I think West’s short reign is over, however. Kelly told officers that he found the woman passed out in front of her apartment and, concerned for her welfare, he brought her inside his own apartment. There he changed her clothes and put her on his bed, and tried to “warm her” by laying down next to her, hugging her, and then, as a desperate measure since nothing seemed to be working, inserting his heat-emitting penis into her to try to “raise her temperature.” Later he tried more conventional CPR. He’s not a rapist. He’s a hero! Continue reading
Supreme Court Justice Lewis Powell
The New York Times, anticipating next year’s Supreme Court consideration of the gay marriage problem, tells a fascinating story about the late Justice Lewis Powell, who was the swing vote in the 1986 case of Bowers v. Hardwick, which was overturned in 2003, upholding a Georgia law outlawing sodomy.
During the consideration of the case, Powell told his colleagues that he had never met a homosexual, though in reality he had more than one gay law clerk during his tenure, and according to at least one of the former clerks, knew it. (Powell even quizzed one of them about the mechanics of gay sex.) The reason he told his fellow Justices an untruth, the theory goes, is that he knew there was a stigma in the legal profession and in Washington connected to being gay, and he wanted to protect his law clerks.
Yet Powell, after flip-flopping on Bowers, finally came down on the side of a state’s right to make homosexual sex a crime. Continue reading
My current ethics observations on the unfolding NSA story:
- I do not have enough facts to conclude that what NSA whistleblower Edward Snowden did was truly heroic, but if one is going to be a whistleblower, Snowden did it the ethical way. Snowden decided not to hide his identity, and accepted responsibility for his actions. If his motives are as he has represented them-–“I understand that I will be made to suffer for my actions,” but “I will be satisfied if the federation of secret law, unequal pardon and irresistible executive powers that rule the world that I love are revealed even for an instant,” he wrote in a note accompanying his first set of leaked documents—-then he acted courageously and selflessly. Whether or not he also acted responsibly depends on whether he correctly weighed the possible harm of his leak against its benefits. Since its benefits include exposing what may well be ruled to be an unconstitutional and overly broad violation of citizens’ rights, I’m not certain any harm would sufficiently outweigh them in ethical balancing.

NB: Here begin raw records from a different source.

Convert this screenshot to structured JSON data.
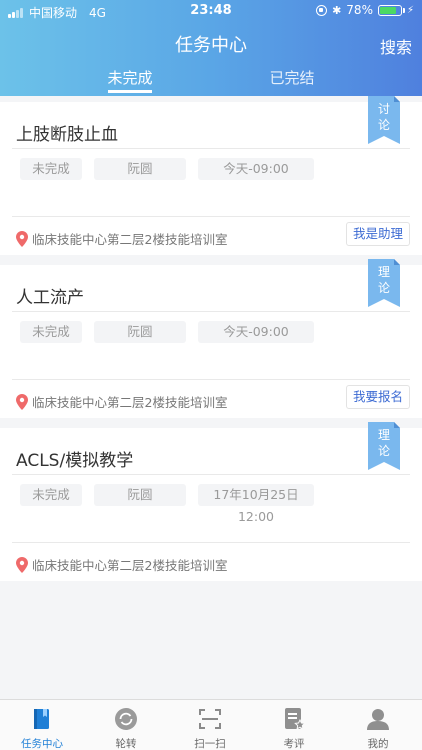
{
  "status_bar": {
    "carrier": "中国移动",
    "network": "4G",
    "time": "23:48",
    "battery": "78%",
    "battery_level": 0.78
  },
  "header": {
    "title": "任务中心",
    "search_label": "搜索",
    "tabs": [
      {
        "label": "未完成",
        "active": true
      },
      {
        "label": "已完结",
        "active": false
      }
    ]
  },
  "tasks": [
    {
      "title": "上肢断肢止血",
      "type_badge": "讨论",
      "status": "未完成",
      "person": "阮圆",
      "time": "今天-09:00",
      "location": "临床技能中心第二层2楼技能培训室",
      "action": "我是助理"
    },
    {
      "title": "人工流产",
      "type_badge": "理论",
      "status": "未完成",
      "person": "阮圆",
      "time": "今天-09:00",
      "location": "临床技能中心第二层2楼技能培训室",
      "action": "我要报名"
    },
    {
      "title": "ACLS/模拟教学",
      "type_badge": "理论",
      "status": "未完成",
      "person": "阮圆",
      "time": "17年10月25日 12:00",
      "location": "临床技能中心第二层2楼技能培训室",
      "action": ""
    }
  ],
  "tab_bar": [
    {
      "label": "任务中心",
      "icon": "book-icon",
      "active": true
    },
    {
      "label": "轮转",
      "icon": "rotate-icon",
      "active": false
    },
    {
      "label": "扫一扫",
      "icon": "scan-icon",
      "active": false
    },
    {
      "label": "考评",
      "icon": "evaluation-icon",
      "active": false
    },
    {
      "label": "我的",
      "icon": "profile-icon",
      "active": false
    }
  ],
  "colors": {
    "header_start": "#6cc2e9",
    "header_end": "#4f80de",
    "accent": "#1f7fd6",
    "badge": "#7ab8ee",
    "pin": "#ef6a6a"
  }
}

- If it is true, as he says, that Snowden himself had the power to examine private communications of citizens who were not suspected of any crime, then the representations of Sen. Feinstein, the President and others that the NSA program was reasonable and not an abuse of power is not only untrue, but a lie. Snowden is a high school dropout, a consultant, about whose judgment, reliability and trustworthiness the NSA knew next to nothing, and what they thought they knew was obviously wrong, since he betrayed the agency. If such massive power to invade private communications and thoughts is casually placed in the hands of such an individual by a security agency, what other faceless future power-abusers have been similarly armed? Continue reading